What you should do
From the first entry to the last, repeat the listing exactly.

Data supplied
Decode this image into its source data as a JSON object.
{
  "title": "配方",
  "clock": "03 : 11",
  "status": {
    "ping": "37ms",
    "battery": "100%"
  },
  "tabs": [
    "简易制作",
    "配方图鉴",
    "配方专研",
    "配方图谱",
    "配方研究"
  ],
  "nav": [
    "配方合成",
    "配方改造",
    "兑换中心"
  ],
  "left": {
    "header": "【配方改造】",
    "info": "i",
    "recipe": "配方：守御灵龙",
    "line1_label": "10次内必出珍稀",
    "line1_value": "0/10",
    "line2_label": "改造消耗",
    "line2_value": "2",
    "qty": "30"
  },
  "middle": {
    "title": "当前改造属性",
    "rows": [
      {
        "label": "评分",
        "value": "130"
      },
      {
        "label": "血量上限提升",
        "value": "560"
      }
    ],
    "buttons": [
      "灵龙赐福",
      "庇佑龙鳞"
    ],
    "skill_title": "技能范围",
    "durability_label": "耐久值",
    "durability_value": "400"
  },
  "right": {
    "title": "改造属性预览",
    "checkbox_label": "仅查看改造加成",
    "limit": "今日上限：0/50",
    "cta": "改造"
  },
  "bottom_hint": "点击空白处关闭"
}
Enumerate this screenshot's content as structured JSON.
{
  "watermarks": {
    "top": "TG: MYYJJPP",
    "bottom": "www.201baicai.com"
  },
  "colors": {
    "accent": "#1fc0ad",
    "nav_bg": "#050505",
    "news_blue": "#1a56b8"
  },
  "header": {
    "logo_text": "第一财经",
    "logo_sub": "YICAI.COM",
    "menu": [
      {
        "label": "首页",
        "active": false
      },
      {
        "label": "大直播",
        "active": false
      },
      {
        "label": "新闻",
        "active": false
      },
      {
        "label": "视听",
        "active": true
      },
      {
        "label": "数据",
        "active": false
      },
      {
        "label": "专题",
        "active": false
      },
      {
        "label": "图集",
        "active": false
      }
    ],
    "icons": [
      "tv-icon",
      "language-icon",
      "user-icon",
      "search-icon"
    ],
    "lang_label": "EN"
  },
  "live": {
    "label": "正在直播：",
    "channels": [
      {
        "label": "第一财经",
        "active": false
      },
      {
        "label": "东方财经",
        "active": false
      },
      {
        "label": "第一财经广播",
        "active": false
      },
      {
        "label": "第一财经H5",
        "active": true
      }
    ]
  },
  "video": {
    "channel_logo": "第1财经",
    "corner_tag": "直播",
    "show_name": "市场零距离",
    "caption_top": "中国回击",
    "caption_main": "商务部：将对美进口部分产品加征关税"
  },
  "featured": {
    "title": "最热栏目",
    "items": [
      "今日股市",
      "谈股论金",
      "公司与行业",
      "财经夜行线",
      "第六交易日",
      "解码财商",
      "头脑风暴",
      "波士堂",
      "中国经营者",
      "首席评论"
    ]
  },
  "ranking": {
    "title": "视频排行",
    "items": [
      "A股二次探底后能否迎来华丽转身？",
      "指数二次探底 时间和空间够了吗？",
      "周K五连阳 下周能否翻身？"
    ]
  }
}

Completed exercise
Decode this image into its source data as a JSON object.
{
  "title": "配方",
  "clock": "03 : 11",
  "status": {
    "ping": "37ms",
    "battery": "100%"
  },
  "tabs": [
    "简易制作",
    "配方图鉴",
    "配方专研",
    "配方图谱",
    "配方研究"
  ],
  "nav": [
    "配方合成",
    "配方改造",
    "兑换中心"
  ],
  "left": {
    "header": "【配方改造】",
    "info": "i",
    "recipe": "配方：守御灵龙",
    "line1_label": "10次内必出珍稀",
    "line1_value": "0/10",
    "line2_label": "改造消耗",
    "line2_value": "2",
    "qty": "30"
  },
  "middle": {
    "title": "当前改造属性",
    "rows": [
      {
        "label": "评分",
        "value": "130"
      },
      {
        "label": "血量上限提升",
        "value": "560"
      }
    ],
    "buttons": [
      "灵龙赐福",
      "庇佑龙鳞"
    ],
    "skill_title": "技能范围",
    "durability_label": "耐久值",
    "durability_value": "400"
  },
  "right": {
    "title": "改造属性预览",
    "checkbox_label": "仅查看改造加成",
    "limit": "今日上限：0/50",
    "cta": "改造"
  },
  "bottom_hint": "点击空白处关闭"
}
Enumerate this screenshot's content as structured JSON.
{
  "watermarks": {
    "top": "TG: MYYJJPP",
    "bottom": "www.201baicai.com"
  },
  "colors": {
    "accent": "#1fc0ad",
    "nav_bg": "#050505",
    "news_blue": "#1a56b8"
  },
  "header": {
    "logo_text": "第一财经",
    "logo_sub": "YICAI.COM",
    "menu": [
      {
        "label": "首页",
        "active": false
      },
      {
        "label": "大直播",
        "active": false
      },
      {
        "label": "新闻",
        "active": false
      },
      {
        "label": "视听",
        "active": true
      },
      {
        "label": "数据",
        "active": false
      },
      {
        "label": "专题",
        "active": false
      },
      {
        "label": "图集",
        "active": false
      }
    ],
    "icons": [
      "tv-icon",
      "language-icon",
      "user-icon",
      "search-icon"
    ],
    "lang_label": "EN"
  },
  "live": {
    "label": "正在直播：",
    "channels": [
      {
        "label": "第一财经",
        "active": false
      },
      {
        "label": "东方财经",
        "active": false
      },
      {
        "label": "第一财经广播",
        "active": false
      },
      {
        "label": "第一财经H5",
        "active": true
      }
    ]
  },
  "video": {
    "channel_logo": "第1财经",
    "corner_tag": "直播",
    "show_name": "市场零距离",
    "caption_top": "中国回击",
    "caption_main": "商务部：将对美进口部分产品加征关税"
  },
  "featured": {
    "title": "最热栏目",
    "items": [
      "今日股市",
      "谈股论金",
      "公司与行业",
      "财经夜行线",
      "第六交易日",
      "解码财商",
      "头脑风暴",
      "波士堂",
      "中国经营者",
      "首席评论"
    ]
  },
  "ranking": {
    "title": "视频排行",
    "items": [
      "A股二次探底后能否迎来华丽转身？",
      "指数二次探底 时间和空间够了吗？",
      "周K五连阳 下周能否翻身？"
    ]
  }
}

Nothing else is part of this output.